In 2001, I chaired a Mailing Industry CEO Council when less than 20 pieces of anthrax-laced mail were delivered over a one-month period. The public was frightened because of over-reporting by the media, but we reminded Americans that 20 billion pieces were delivered over that month that did not contain anthrax. The odds of anthrax affecting individuals during the height of the crisis was 1 in a billion.

When people are consumed with fear, they often exhibit common biases that make them believe a bad event is more probable than it is. Recency (something that happened recently has more impact), vividness (an extremely low probability airplane crash causes us to overestimate airplane crash risks), and immediacy (something that happened to a loved one) alter perceptions.

We also are afraid of threats from people we do not know or understand. After 9/11, the fear of terrorist actions by Americans of Arab descent was exaggerated and irrational. 

We also must withhold judgment on negative events until they are investigated by authorities. The recent murder of a successful entrepreneur on a San Francisco street was reported initially as a random killing. This was believable because San Francisco has become more dangerous. We soon learned, however, that the alleged killer and the victim not only knew each other, but that the killing was likely precipitated by a romantic conflict. Amber alerts may cause parents to fear random kidnappings, but almost all Amber alerts are actually triggered by non-custodial situations.

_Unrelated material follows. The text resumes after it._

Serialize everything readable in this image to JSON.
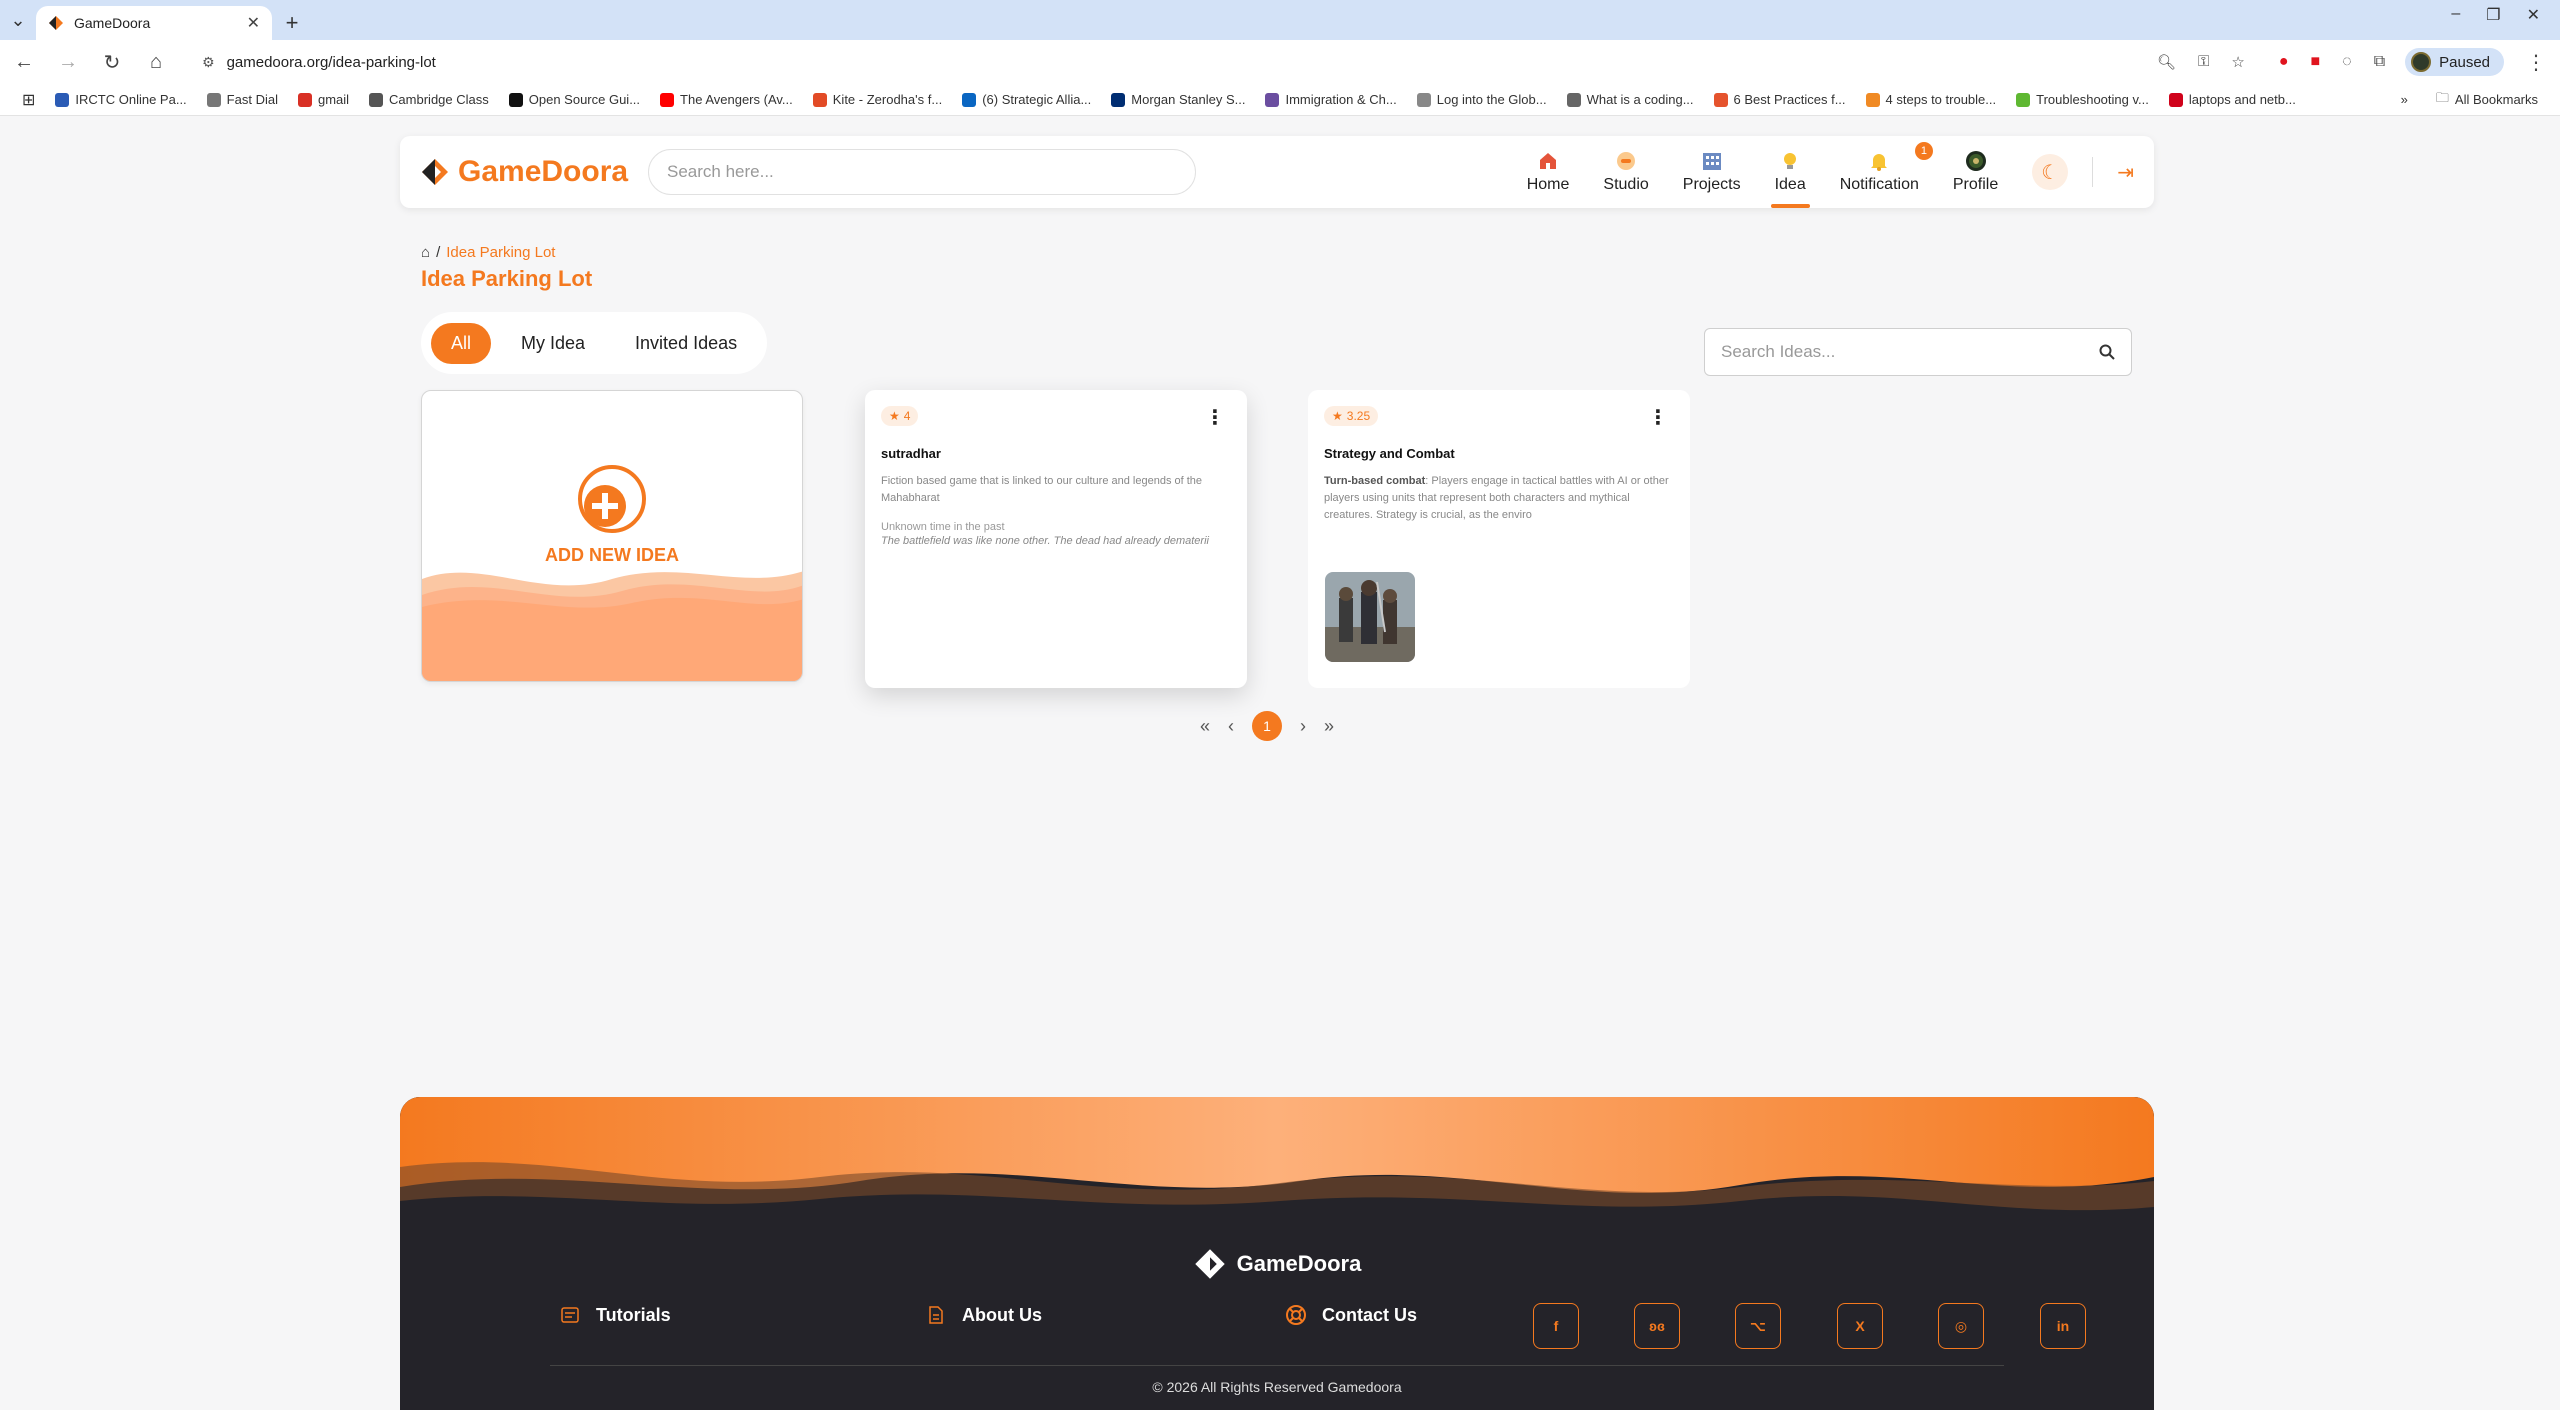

Even authoritative sources make incorrect predictions

Sometimes, public authorities will deliberately or inadvertently make mistaken predictions or assessments. One unfortunate consequence of the pronouncements about the risks of the SARS Cov-2 virus is that public health authorities opted to convey a higher degree of certainty than the facts warranted, probably because they believed that conveying a greater risk would result in better containment. They had incomplete knowledge about this novel virus and new variants appeared. Unfortunately, their imprecise and inaccurate communications often stoked fears that, for most people, were unwarranted. Certain topics are incapable of certainty, even if the tone of public messaging conveys otherwise.

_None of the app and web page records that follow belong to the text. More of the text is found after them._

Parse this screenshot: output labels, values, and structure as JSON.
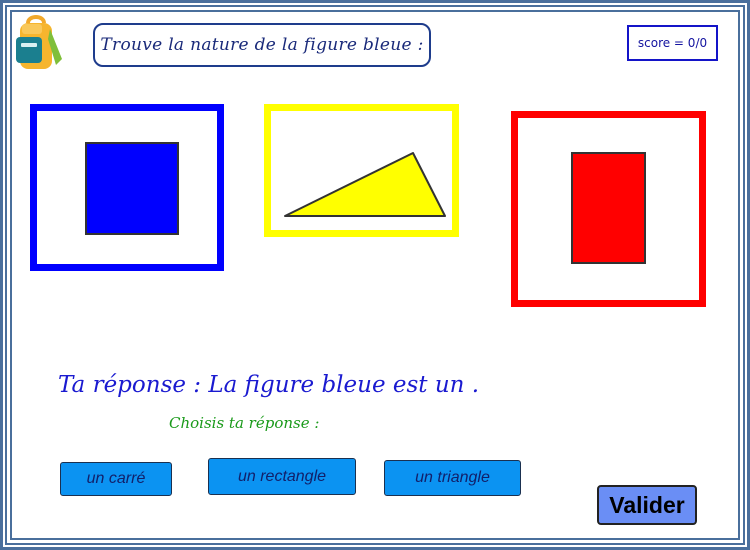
{
  "header": {
    "instruction": "Trouve la nature de la figure bleue :",
    "score": "score = 0/0"
  },
  "shapes": [
    {
      "name": "square",
      "fill": "#0000ff",
      "frame": "#0000ff"
    },
    {
      "name": "triangle",
      "fill": "#ffff00",
      "frame": "#ffff00"
    },
    {
      "name": "rectangle",
      "fill": "#ff0000",
      "frame": "#ff0000"
    }
  ],
  "answer": {
    "sentence": "Ta réponse : La figure bleue est un .",
    "prompt": "Choisis ta réponse :"
  },
  "choices": [
    "un carré",
    "un rectangle",
    "un triangle"
  ],
  "validate_label": "Valider",
  "colors": {
    "border": "#4a6f9c",
    "choice_button": "#0b93f2",
    "validate_button": "#6a8ef5",
    "answer_text": "#1a1ad0",
    "prompt_text": "#1a9a1a"
  },
  "icons": {
    "logo": "backpack-icon"
  }
}
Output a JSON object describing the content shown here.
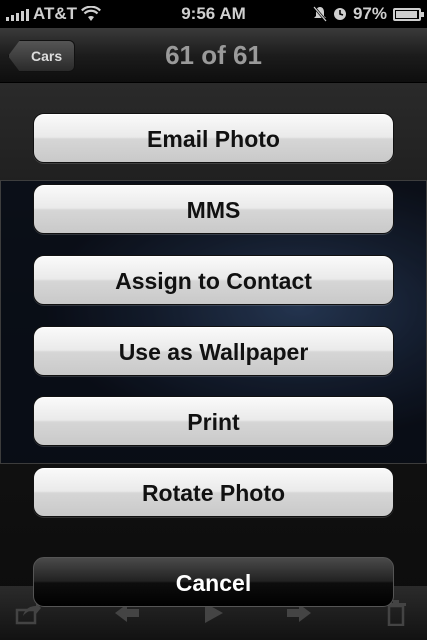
{
  "status_bar": {
    "carrier": "AT&T",
    "time": "9:56 AM",
    "battery_percent": "97%",
    "battery_level": 0.97
  },
  "nav": {
    "back_label": "Cars",
    "title": "61 of 61"
  },
  "action_sheet": {
    "buttons": [
      {
        "label": "Email Photo"
      },
      {
        "label": "MMS"
      },
      {
        "label": "Assign to Contact"
      },
      {
        "label": "Use as Wallpaper"
      },
      {
        "label": "Print"
      },
      {
        "label": "Rotate Photo"
      }
    ],
    "cancel_label": "Cancel"
  },
  "toolbar": {
    "icons": [
      "share-icon",
      "previous-icon",
      "play-icon",
      "next-icon",
      "trash-icon"
    ]
  }
}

Threats are not as certain as they might appear

Fifteen months ago, Russia invaded Ukraine. Many experts predicted that the invasion would be successful within a few weeks and that Russia would easily prevail because of the Russians’ apparent advantages in manpower and weaponry. 

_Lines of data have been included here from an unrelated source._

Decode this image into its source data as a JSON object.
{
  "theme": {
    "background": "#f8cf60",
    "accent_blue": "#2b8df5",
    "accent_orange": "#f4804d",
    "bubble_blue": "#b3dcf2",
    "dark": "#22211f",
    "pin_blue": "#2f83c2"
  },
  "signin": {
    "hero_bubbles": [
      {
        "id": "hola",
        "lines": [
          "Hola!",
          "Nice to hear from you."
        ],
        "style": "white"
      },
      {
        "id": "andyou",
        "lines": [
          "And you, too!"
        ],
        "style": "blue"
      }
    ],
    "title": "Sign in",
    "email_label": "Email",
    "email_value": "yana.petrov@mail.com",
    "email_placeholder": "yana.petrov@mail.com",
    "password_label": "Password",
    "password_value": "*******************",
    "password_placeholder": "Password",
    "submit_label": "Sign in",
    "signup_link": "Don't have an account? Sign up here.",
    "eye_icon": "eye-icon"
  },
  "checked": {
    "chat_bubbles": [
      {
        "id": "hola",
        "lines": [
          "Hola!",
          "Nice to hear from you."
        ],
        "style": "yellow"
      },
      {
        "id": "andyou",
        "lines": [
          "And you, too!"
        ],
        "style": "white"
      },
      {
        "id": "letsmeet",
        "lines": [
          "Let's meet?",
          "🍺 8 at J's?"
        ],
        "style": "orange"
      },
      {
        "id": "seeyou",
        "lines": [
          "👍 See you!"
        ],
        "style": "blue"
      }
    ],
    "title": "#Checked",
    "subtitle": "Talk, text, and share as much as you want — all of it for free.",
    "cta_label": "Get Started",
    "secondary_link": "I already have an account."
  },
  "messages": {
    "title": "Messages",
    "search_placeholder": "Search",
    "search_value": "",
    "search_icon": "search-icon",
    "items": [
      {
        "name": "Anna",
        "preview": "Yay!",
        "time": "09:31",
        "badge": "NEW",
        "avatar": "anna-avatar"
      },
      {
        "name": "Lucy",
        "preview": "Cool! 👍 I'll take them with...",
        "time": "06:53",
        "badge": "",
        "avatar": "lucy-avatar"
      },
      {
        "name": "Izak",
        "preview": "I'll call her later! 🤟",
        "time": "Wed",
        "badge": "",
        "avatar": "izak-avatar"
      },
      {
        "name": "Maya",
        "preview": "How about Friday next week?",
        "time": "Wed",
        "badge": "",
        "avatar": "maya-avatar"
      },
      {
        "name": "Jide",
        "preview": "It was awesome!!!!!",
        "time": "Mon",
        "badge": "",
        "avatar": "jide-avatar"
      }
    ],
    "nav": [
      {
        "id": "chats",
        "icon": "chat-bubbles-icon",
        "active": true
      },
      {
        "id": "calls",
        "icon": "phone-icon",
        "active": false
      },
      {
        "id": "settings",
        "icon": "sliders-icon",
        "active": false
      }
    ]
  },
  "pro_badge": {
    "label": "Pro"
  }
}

They were wrong. They underestimated Ukraine’s resilience, resourcefulness, and external support, and ignored Russia’s vulnerabilities. 

We similarly overestimated the power of the Soviet Union when it invaded Afghanistan in 1979. The Soviets withdrew after a humiliating and exhausting struggle in 1987,  just as we withdrew 33 years later. 

Many situations in our own lives have a similar dynamic. Seemingly powerful people and institutions are more vulnerable than we realize.

Do not fear failure

Many of us fear failure in anything we do.  But failure is embedded in every life pursuit. The greatest athletes and entertainers experience failure on their way to success. Thomas Edison redefined failed experiments as experiments in learning what did not work on the way to learning what did. Those who never fail will be fragile and brittle when failure inevitably happens. 

Avoid fear-inducing, threatening people.

As sensible as this sounds, too many people spend too much time in the grip of those who, either deliberately or unintentionally, induce fear in them. Avoid fear-inducing media or social network sites. Disregard the lurid headlines in so-called news stories. By definition, a negative event is “news” because it is not the norm. We must build positive support systems and wean ourselves from negative, destructive people. 


We cannot eliminate fear-inducing stimuli from our lives, but we can build up our ability to cope with them. It does not happen overnight, but believing that can bring fear under control by building our critical thinking capability is health-promoting.